● EXERCISE
Each line of the data below holding the word "boolean" must be copied.

-=-=-=-=-

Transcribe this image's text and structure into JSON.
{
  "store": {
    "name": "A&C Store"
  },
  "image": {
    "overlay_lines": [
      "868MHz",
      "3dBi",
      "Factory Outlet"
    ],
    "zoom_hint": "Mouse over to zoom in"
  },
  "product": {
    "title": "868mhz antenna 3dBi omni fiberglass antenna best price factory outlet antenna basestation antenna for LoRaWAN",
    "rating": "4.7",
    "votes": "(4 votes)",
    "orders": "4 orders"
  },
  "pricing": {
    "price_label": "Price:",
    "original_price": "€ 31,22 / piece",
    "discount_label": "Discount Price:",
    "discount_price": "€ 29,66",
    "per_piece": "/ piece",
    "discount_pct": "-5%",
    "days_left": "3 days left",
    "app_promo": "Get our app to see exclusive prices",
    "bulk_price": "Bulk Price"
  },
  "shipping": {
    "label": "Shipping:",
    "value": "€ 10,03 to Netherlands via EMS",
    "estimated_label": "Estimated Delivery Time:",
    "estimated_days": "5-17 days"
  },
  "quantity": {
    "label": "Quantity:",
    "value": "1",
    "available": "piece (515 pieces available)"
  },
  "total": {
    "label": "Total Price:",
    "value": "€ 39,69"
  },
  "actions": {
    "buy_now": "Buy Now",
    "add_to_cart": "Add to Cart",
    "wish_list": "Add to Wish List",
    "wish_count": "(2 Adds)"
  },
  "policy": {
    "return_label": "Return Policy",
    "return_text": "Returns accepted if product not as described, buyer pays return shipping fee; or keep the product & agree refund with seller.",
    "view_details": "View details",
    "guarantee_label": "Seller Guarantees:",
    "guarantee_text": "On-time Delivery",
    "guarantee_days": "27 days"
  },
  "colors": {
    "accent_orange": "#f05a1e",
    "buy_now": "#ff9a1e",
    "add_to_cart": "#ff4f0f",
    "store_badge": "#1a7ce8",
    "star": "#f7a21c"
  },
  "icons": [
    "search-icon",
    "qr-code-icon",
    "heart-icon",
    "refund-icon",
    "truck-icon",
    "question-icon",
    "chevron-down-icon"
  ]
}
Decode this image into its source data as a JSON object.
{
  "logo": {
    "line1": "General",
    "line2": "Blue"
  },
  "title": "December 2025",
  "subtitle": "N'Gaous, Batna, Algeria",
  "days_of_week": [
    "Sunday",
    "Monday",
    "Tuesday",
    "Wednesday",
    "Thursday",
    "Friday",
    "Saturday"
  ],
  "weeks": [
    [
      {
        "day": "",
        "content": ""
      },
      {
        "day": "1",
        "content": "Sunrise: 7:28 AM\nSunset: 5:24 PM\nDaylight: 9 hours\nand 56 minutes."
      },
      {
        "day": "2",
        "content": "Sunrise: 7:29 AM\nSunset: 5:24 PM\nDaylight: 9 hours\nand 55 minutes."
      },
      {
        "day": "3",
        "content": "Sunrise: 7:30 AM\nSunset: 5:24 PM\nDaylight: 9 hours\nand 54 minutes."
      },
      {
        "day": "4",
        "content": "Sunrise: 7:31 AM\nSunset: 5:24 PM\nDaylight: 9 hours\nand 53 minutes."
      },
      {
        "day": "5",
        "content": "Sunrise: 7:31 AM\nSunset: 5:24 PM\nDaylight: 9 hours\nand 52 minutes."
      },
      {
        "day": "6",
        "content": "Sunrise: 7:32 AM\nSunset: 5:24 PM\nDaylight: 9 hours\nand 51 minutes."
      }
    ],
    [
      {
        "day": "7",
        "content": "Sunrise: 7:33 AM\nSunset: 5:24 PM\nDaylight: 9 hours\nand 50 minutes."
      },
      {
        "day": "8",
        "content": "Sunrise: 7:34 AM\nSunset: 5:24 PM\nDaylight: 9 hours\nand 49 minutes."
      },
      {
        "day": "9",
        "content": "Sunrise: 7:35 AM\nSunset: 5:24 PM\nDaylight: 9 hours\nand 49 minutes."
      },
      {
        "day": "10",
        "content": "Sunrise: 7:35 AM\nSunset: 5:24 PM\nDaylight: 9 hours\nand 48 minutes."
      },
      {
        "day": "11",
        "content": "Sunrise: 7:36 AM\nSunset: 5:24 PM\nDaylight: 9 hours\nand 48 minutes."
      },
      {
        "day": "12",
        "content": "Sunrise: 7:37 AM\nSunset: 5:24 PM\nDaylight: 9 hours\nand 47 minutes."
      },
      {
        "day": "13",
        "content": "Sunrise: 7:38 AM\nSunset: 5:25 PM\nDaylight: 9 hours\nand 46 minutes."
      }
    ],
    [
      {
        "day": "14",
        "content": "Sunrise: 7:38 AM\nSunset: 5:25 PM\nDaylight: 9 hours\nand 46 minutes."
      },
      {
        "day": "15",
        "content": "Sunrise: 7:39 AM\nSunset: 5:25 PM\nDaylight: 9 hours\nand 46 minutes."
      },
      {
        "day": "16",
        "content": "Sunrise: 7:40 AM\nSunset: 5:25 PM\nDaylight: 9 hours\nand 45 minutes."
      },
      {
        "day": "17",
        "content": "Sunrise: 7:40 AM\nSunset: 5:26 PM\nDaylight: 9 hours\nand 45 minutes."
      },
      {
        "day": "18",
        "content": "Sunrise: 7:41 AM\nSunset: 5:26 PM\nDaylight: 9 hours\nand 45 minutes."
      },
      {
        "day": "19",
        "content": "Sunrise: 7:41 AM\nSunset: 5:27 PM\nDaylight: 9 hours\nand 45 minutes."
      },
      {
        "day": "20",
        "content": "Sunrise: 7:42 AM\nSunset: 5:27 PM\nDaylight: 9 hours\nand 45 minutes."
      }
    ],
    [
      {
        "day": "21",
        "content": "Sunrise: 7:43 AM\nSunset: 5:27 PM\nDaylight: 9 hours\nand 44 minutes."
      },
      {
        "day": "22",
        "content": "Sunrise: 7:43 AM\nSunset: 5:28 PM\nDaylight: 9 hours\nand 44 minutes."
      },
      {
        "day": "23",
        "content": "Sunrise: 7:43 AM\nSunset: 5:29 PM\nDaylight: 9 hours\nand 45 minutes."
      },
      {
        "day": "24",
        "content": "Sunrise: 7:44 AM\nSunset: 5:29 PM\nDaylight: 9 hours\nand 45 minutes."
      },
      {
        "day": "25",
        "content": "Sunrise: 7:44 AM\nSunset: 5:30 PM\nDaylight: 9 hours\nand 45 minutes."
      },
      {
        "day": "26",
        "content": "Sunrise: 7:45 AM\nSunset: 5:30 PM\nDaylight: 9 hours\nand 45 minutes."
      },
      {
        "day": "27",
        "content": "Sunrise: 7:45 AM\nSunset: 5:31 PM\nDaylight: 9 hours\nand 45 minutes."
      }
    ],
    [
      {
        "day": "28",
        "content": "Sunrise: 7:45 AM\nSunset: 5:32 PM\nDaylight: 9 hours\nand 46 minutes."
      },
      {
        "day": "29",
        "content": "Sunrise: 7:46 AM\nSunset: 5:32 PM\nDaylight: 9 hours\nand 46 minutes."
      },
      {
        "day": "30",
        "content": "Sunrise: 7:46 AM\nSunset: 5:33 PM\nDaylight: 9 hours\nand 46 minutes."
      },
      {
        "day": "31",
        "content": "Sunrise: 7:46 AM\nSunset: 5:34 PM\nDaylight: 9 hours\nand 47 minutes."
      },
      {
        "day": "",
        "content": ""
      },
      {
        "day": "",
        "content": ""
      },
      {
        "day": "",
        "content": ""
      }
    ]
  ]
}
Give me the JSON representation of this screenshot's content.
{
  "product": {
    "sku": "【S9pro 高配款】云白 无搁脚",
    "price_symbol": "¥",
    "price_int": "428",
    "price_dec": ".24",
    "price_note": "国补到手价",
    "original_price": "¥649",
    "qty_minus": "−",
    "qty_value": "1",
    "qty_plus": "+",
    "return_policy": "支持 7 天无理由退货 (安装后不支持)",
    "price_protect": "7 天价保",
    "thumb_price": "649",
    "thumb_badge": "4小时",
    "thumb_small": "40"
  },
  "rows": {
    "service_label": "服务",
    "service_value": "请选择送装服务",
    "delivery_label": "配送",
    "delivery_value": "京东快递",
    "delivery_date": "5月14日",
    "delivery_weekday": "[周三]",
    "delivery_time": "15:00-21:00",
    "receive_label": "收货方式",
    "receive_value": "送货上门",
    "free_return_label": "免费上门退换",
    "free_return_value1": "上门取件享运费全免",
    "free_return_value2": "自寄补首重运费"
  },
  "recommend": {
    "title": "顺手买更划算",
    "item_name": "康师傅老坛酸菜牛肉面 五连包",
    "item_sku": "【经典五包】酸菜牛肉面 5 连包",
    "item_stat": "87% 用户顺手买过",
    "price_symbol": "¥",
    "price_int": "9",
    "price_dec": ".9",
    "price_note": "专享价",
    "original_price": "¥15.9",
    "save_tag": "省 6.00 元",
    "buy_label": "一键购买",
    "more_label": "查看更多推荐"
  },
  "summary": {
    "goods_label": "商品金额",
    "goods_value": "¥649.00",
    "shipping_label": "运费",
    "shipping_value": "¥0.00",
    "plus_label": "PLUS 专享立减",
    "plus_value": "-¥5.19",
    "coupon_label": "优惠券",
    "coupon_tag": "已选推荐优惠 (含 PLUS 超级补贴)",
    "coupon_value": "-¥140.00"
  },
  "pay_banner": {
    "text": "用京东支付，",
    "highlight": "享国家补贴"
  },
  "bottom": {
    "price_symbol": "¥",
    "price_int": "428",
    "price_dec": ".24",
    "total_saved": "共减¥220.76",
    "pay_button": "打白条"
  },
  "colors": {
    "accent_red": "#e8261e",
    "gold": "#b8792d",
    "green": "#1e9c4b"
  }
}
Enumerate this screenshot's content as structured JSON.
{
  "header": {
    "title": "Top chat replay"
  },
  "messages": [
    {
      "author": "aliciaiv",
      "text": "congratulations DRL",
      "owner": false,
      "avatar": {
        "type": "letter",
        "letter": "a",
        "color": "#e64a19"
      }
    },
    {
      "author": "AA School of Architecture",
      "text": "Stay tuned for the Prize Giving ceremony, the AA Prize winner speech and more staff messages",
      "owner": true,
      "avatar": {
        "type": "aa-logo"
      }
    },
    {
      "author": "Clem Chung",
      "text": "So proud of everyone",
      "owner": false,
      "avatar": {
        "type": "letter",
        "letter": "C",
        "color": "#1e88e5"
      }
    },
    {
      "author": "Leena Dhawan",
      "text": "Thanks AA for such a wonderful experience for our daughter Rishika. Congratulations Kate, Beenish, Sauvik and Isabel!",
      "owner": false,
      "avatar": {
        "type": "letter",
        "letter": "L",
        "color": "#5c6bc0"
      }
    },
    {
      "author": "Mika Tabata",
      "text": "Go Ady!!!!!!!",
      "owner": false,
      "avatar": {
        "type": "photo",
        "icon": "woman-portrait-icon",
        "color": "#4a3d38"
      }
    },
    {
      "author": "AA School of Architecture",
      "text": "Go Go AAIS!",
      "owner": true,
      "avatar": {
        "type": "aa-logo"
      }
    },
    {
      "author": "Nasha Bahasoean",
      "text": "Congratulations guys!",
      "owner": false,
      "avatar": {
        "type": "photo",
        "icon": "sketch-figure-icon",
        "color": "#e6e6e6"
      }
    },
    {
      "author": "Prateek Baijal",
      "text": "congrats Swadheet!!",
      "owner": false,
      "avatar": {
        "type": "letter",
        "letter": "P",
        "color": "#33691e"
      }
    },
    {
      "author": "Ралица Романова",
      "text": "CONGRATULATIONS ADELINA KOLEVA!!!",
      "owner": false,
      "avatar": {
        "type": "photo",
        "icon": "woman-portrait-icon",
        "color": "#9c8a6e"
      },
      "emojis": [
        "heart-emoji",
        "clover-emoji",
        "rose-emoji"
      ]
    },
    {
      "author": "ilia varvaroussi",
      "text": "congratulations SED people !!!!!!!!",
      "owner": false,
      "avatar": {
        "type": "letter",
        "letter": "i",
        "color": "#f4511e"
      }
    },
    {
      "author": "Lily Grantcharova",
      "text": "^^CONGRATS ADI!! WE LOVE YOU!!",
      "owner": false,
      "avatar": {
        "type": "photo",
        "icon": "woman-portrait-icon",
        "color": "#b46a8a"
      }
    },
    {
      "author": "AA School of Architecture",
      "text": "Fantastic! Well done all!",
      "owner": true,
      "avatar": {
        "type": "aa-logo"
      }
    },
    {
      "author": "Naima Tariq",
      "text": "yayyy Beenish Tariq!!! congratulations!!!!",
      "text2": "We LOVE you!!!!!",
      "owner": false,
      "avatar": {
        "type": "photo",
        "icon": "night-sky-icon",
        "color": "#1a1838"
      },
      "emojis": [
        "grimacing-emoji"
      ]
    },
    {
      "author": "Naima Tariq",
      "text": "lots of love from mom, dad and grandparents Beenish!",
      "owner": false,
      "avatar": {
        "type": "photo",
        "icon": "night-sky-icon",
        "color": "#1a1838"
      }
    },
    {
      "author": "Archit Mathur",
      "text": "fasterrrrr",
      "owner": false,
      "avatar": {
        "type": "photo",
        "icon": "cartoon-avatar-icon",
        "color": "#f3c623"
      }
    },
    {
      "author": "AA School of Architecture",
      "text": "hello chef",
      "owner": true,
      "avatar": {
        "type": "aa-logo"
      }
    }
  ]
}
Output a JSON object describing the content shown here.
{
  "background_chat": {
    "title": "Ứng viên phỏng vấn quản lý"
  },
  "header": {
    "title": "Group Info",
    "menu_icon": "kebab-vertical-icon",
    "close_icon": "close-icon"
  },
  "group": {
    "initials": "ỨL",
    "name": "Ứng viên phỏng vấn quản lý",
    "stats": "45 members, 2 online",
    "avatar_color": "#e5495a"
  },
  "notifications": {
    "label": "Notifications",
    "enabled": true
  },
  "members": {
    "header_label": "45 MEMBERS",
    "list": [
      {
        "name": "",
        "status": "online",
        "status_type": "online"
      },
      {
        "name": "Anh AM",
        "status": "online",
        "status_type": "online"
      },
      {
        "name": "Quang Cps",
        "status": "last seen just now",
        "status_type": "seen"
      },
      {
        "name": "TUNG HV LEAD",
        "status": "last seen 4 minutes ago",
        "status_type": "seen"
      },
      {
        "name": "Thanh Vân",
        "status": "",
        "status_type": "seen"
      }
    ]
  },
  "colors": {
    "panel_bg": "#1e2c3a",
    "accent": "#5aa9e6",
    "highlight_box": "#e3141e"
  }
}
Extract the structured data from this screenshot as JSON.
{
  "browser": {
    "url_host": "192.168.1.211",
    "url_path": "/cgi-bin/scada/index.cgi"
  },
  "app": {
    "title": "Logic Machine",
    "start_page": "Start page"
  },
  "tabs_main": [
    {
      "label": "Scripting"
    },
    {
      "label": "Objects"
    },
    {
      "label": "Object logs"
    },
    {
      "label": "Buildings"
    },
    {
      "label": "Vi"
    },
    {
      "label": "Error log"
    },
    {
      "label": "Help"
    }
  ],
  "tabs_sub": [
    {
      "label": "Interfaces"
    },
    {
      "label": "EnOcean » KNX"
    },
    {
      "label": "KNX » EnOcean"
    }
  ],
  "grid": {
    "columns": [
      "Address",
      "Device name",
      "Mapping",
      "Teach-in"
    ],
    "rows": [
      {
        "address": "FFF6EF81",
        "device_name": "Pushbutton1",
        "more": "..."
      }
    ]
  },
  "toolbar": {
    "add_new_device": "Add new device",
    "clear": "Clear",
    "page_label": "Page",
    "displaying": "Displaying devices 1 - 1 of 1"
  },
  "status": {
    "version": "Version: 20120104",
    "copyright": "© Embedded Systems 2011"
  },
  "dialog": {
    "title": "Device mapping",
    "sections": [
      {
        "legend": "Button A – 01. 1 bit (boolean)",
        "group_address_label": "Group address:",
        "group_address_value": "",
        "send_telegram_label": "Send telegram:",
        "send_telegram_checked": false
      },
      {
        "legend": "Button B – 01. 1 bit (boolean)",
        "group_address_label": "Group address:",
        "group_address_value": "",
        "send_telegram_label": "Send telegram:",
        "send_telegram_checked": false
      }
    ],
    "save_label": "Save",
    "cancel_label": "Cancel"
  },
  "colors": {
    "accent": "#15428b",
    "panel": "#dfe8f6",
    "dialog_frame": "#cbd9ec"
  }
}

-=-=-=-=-

● ANSWER BELOW
        "legend": "Button A – 01. 1 bit (boolean)",
        "legend": "Button B – 01. 1 bit (boolean)",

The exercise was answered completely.